Joanna Bernet, from the Masurian Lake District in Poland, has been a dialysis patient for the last six years. Determined to continue with her passion for travelling despite her diagnosis, she set up a specialist agency to enable people like her to access high-quality care at their destination. This is her story.
For me, and for many others, seeing new places and enjoying new experiences has a huge power to refresh and relax, mind and body. From the moment I start to plan my trip, I am happy and excited. And during the trip, I almost forget my disease, feel joy and freedom, and my self-esteem grows. I am certain that for people like me, who have chronic illnesses, travelling is truly therapeutic, with tangible healing power. I always come back from my trips in good shape, with better blood test results and more energy.
Travelling when on haemodialysis

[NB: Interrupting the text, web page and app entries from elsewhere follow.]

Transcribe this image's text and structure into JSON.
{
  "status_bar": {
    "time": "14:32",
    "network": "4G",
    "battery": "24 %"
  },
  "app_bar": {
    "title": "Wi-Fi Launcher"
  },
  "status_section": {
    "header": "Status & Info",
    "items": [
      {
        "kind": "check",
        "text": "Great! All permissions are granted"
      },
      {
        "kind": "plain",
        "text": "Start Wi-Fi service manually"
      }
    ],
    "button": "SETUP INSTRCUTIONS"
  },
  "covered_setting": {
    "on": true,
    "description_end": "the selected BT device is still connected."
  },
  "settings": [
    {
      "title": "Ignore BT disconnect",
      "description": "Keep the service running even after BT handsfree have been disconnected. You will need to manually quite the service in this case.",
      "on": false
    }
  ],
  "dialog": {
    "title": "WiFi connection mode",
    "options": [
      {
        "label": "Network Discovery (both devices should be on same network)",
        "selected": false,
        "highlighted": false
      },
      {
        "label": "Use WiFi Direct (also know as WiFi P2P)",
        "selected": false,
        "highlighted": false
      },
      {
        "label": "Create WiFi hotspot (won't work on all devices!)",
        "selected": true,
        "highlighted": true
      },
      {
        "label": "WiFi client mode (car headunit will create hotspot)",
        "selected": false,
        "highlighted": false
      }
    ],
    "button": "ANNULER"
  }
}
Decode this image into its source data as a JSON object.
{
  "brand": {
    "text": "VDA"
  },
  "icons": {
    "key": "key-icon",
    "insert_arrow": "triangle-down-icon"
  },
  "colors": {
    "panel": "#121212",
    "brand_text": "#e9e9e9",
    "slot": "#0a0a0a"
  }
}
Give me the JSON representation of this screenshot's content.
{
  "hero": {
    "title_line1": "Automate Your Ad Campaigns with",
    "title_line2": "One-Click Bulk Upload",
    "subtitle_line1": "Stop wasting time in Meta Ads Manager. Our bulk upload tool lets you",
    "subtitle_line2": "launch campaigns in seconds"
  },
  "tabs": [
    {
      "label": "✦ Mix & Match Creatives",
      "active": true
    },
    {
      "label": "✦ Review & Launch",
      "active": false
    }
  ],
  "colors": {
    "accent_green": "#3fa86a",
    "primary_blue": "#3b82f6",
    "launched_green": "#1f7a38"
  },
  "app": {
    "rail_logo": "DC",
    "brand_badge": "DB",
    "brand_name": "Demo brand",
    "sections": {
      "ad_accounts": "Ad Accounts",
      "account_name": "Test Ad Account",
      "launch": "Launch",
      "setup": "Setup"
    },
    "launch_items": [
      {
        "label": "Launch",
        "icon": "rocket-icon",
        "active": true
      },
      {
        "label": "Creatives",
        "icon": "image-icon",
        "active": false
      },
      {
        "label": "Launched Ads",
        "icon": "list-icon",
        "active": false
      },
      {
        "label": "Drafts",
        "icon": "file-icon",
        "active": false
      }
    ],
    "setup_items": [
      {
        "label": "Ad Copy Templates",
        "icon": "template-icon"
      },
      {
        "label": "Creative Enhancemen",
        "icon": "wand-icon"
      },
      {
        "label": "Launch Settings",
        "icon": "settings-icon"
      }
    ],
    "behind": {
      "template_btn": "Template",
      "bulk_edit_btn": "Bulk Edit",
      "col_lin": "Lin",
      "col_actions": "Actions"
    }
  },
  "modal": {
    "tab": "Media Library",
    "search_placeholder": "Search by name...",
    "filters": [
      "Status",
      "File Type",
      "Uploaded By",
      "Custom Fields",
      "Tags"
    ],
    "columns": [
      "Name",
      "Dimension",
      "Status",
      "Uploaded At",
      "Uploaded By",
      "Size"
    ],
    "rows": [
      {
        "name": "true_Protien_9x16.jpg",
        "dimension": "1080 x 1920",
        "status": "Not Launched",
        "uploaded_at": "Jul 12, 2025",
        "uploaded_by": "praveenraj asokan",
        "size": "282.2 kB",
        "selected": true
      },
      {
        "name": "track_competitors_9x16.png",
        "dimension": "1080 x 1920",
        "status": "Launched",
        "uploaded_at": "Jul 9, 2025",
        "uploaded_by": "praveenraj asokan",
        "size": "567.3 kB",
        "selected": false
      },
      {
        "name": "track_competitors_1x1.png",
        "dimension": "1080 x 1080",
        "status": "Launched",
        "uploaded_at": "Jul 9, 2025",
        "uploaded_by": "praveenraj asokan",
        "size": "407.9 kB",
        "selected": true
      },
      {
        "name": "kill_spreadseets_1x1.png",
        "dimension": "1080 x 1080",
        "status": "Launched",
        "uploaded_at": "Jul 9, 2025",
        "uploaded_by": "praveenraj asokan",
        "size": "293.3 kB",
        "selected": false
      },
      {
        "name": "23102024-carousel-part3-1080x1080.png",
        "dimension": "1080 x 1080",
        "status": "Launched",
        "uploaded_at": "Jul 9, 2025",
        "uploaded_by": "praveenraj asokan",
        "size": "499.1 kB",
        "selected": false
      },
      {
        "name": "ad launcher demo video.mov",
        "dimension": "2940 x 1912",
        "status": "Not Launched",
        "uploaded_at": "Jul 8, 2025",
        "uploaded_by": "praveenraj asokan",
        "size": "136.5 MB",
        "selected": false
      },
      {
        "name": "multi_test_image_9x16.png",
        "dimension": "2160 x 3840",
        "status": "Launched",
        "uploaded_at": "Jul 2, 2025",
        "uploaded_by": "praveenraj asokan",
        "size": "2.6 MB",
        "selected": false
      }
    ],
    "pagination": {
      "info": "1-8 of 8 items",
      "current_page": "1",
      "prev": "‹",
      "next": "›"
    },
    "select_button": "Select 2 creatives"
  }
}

When I started my dialysis treatment 6 years ago, I thought I would be unable to travel. My physical and mental health was very poor, and I couldn’t imagine how I could combine any trip with my essential treatment. However, when my doctor told me this was not the case, I was immediately determined to travel again.
The most challenging aspects of travel for those of us on dialysis will vary, but, like me, many kidney patients have other conditions as well which present their own challenges. I, for example, am partly disabled, and need help at airports, when boarding buses or trains or when having to make payments in cash.
Addressing the challenges of travel
The most important thing for me was learning to ask for help. It wasn’t easy, but it was essential in enabling me to travel, often alone. During my trips, I have realised that other people genuinely want to help me, and I have found this makes me very happy, and it also moves me.
My first step when planning any trip is to find a dialysis clinic at my destination which can take me, and of course, now I run a travel agency specialising in arranging holiday dialysis for other people, I know many of the best places. And I always choose those with the highest medical standards, which can be the well-known brands, or lesser-known, but tried and tested by me or other people who I trust.
One week before a trip, I make sure my medicines are ready and print out a list of what I will need to take with me. If I am flying, and travelling alone, I only take small hand luggage, which I check-in so that I don’t need to carry it onto the aeroplane. I never take clothes that I will need to iron, and I use laundry services at my destination.
Favourite holiday destinations
I think my favourite place is Spain, because it has so many beautiful, and varied places to visit. Barcelona is breathtaking, and I also love Seville, the capital of Andalusia. Malaga, with its charming surroundings, and islands like Majorca and the Canary Islands, from the largest, Tenerife, to the smallest, La Graciosa, are full of beauty and culture. It is also important for me that all these places are easily accessible and not very expensive.
Advising other dialysis patients about travel The most important thing I would tell a fellow patient, is, simply, decide where you want to go! Once you know that (and my agency can help, as explained below) the planning can be fun. My top tips would be:
- travel alone if you are comfortable with that, but if you can, choose a friend or relative who you will enjoy spending time with
- take as little luggage as possible
- keep in mind the temperature – avoid going south in the summer, as it can
be very hot, and you will need to take care not to get too thirsty and drink
- if you have other disabilities that make travel challenging, ask for assistance,
e.g. at airports, and it can be sensible to plan this help in advance
- don’t worry about not speaking the language of your destination – there
are good online translators, body language… and we are here to help
you even once you are away.
Running a dialysis travel agency
I would probably never have come into this business if I hadn’t become a dialysis patient myself. When I visited Italy for the first time, the clinic where I had my dialysis treatment was looking for Polish representatives who could promote their clinic among Polish patients. I started to work with them and soon realised that people wanting to travel to other places would welcome the same service.
Now, we often help patients decide where to go on holiday, choosing a destination that can best meet their specific needs. We then take a big burden from patients, by booking their dialysis treatments and helping with the completion of their medical documentation. Once they are on their way, we also offer constant support – patients we work with can always call us for advice. I love seeing how happy and grateful people are when they come back from holiday. They almost never complain, but look back happily on their wonderful surroundings, delicious food, and beautiful moments, often in the sun.
Don’t worry about travel
Very understandably, our client's main concern is that they can trust the clinic and the medical staff at their destination. They often worry about not speaking the language, which is why we are on call for them if they need any help. It’s also reassuring to remember that the medical procedures of dialysis are very similar everywhere, and we only use clinics with the highest medical standards. People are often nervous before their first trip, but once it’s done, their fears disappear. Indeed, they often choose to return regularly to the same place. Some people say that it was “the adventure of their life,” bringing them back to life, and allowing them to dream again. And time and again, I see our clients deeply touched by the kindness of the people they meet in their holiday dialysis clinics.